The /snap7 and /snap8 file systems have no built in redundancy, and so if a disk fails, data will be lost. However, it is possible to set up RAID-1 (mirroring) for data protection on a per-directory or a file-by-file basis. The lfs mirror command can be used to do this. For example, to mirror a directory to 2 disks:
lfs mirror create -N -p pool1 -N -p pool2 mirroredDirectory/
Other options can be added to this, to set striping etc:
lfs mirror create -N -p pool1 -c 2 -N -p pool2 -c 2 /mirroredStripedDirectory/
(the -c 2 means to strip across 2 disks for each mirror)
Note, it is important to use the -p pool1/2 option as otherwise it is possible for both mirrors of a file to be on the same disk (which obviously is not ideal for redundancy!)
More advanced options are available, for example multiple mirrors, different striping on different mirrors, etc.
Once you have written a file, you need to manually synchronise it:
lfs mirror resync file1
If you have many files, they can be done at the same time, e.g.:
lfs mirror resync *
To check flles, you can use lfs mirror verify file1.

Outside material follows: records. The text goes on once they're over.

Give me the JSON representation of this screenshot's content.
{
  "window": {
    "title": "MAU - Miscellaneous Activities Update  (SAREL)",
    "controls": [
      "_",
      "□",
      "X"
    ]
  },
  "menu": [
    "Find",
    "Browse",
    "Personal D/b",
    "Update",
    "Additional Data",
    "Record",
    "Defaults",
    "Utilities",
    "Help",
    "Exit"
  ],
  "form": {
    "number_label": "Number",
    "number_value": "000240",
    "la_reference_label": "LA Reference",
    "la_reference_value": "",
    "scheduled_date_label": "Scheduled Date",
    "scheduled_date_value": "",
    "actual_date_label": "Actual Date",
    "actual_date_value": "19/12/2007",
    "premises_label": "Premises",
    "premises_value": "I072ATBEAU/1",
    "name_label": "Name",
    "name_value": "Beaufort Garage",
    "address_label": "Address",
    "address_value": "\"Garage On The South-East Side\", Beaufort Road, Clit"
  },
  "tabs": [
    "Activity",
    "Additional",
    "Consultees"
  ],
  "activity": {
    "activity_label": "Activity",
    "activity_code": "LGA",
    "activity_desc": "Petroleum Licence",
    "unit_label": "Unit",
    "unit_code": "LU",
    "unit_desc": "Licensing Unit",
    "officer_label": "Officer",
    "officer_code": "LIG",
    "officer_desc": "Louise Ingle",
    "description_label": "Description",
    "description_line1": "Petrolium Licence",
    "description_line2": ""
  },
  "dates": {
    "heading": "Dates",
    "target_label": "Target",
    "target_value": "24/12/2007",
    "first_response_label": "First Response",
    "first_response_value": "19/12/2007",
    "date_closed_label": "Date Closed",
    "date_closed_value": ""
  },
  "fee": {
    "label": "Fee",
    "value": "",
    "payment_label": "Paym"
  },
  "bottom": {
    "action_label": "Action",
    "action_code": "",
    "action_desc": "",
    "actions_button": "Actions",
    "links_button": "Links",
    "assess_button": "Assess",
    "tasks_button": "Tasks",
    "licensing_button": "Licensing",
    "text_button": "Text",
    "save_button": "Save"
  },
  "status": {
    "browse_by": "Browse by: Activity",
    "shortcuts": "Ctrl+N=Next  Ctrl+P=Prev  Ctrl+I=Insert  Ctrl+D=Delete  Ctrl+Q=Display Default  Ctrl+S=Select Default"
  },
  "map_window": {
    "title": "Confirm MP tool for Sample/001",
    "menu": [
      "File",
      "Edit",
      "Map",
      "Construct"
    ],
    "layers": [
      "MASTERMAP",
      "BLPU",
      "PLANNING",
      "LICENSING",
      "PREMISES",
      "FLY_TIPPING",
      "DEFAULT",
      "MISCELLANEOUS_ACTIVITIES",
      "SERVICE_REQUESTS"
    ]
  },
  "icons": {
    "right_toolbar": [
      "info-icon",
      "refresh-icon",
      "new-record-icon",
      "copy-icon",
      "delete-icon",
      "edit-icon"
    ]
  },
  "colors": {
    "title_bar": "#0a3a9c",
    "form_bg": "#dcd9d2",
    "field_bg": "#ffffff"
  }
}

If you are using the /snap file systems for restart/checkpoint files, please ensure that you either mirror, or alternatively, copy ocassionally to /cosma6, /cosma7 or /cosma8 (as appropriate). It will not usually be necessary to copy every set of restart files, but advisable to copy every few days to minimise wasted compute time in the event that files are lost. While copying these files, please be sure to maintain consistency, i.e. do not overwrite an old set until the new set has been copied across and verified.
If you are rsync-ing data from elsewhere onto the Lustre file system, and have files >1GB in size, the rsyncLustre module should be used. This is a patched version of rsync which will automatically stripe all files >1GB in size.